Will President Obama’s Asia Trip Restore Allies’ Confidence?American University Experts Available for Analysis
Source Newsroom: American University
WHO: American University U.S. and Asia policy experts
WHAT: Discussion and Analysis of President Obama’s Asia Trip to Japan, South Korea, Malaysia and the Philippines
WHEN: April 21 - ongoing
WHERE: Via telephone, in-studio, or at American University
Contact: J. Paul Johnson, American University Communications, 202-885-5943 or via e-mail: email@example.com.
April 21, 2014 (Washington, DC) --The following American University experts are available to discuss President Obama’s trip to Asia this week. The list is broken down by specific countries being visited. Additionally, the professors are available to discuss the U.S. foreign policy pivot and whether President Obama can reassure allies’ doubts about U.S. commitment to the region.
Japan & South Korea
Quansheng Zhao, director of American University’s Center for Asian Studies, is a specialist in international relations and comparative politics focusing on East Asia. Zhao is the author of Interpreting Chinese Foreign Policy (Oxford University Press), and Japanese Policymaking (Oxford University Press/Praeger). His most recent edited book is Managing the China Challenge: Perspectives from the Globe. Specifically, Zhao is available to discuss Obama’s Japan and South Korea visits.

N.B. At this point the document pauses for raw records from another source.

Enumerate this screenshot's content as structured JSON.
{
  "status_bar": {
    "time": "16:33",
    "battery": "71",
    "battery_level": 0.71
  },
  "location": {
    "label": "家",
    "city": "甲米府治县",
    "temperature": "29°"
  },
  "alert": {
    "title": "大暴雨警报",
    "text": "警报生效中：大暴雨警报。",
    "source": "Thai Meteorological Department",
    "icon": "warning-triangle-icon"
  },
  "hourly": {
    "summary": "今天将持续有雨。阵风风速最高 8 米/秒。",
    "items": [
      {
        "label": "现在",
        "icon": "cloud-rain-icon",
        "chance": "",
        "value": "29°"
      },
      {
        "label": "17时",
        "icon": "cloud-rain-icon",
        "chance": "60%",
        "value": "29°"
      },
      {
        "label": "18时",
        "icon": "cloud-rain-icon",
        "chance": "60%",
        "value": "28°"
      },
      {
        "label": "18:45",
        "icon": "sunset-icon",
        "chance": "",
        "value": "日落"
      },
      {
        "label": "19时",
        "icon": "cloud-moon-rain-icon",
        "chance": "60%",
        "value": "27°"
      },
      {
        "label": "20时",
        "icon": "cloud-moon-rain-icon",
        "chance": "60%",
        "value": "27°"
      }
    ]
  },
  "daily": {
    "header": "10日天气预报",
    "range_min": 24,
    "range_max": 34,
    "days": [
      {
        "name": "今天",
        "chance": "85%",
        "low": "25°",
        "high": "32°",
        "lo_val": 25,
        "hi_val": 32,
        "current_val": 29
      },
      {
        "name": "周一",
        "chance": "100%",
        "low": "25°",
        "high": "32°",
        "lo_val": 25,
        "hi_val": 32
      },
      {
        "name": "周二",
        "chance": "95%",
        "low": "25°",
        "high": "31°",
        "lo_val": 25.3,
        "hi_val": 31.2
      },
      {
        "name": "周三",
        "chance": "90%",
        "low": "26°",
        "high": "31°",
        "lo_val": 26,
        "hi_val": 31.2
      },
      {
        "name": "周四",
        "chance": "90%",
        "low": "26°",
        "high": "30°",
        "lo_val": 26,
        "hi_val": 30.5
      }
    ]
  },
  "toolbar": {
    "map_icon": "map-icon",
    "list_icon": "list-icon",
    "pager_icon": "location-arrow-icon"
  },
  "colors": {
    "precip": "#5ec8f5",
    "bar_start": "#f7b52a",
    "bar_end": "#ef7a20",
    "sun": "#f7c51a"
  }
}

Lou Goodman, professor and dean emeritus of the School of International Service, focuses on politics and social change in Asia. Goodman is particularly interested in South Korea and Japan where he forged several relationships as dean. Goodman can address Obama’s visit to Japan and South Korea in addition to the U.S. pivot towards Asia.
Malaysia & Philippines
Amitav Acharya, chair of American University’s ASEAN Studies Center and current president of the International Studies Association is an expert on Southeast Asia, multilateralism and global governance, human security, and international relations theory. Acharya is author of The End of the American World Order (Wiley, Polity Press, May 2014). Acharya is available to discuss Obama’s visit to ASEAN member states Malaysia and the Philippines in addition to issues related to ASEAN, the South China Sea, rebalancing/pivot, and human rights.
Pek Koon Heng, assistant professor in the School of International Service, focuses her research on international relations and international political economy in Southeast and East Asia. As a contractor, Heng runs the Insular Southeast Asia Advanced Area Studies Program at the State Department Foreign Service Institute which prepares U.S. Foreign Service Officers for assignments in the region. Specifically, Heng is available to discuss Obama’s visit to Malaysia and the Philippines.
U.S. Foreign Policy Pivot to Asia
James Goldgeier, dean of American University’s School of International Service, is an expert U.S. foreign policy and contemporary international relations. Specifically, Goldgeier can discuss the U.S. pivot to Asia fits into overall American foreign policy.